WHAT YOU SHOULD DO: For the entries that follow, say how many lines hold the string "value", with nothing else in the reply.

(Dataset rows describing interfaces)
--------------------

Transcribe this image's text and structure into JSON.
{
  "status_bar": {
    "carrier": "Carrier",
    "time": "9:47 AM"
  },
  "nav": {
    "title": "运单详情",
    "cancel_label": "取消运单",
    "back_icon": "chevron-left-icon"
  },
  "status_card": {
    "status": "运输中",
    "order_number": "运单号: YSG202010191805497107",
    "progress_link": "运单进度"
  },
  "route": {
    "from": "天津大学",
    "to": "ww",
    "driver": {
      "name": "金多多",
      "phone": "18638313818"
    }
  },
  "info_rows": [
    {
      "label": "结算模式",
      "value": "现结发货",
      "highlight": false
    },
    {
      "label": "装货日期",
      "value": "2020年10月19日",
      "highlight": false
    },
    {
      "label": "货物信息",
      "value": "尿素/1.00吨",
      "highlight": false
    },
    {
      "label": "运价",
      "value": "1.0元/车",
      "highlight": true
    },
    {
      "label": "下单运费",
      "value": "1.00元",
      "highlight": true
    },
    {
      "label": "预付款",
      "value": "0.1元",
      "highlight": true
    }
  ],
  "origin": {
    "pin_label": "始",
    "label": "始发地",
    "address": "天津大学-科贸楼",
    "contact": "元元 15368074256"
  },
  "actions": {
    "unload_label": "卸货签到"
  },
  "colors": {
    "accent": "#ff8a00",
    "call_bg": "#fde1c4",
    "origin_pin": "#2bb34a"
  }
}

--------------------

SOLUTION TO THE PROBLEM: 6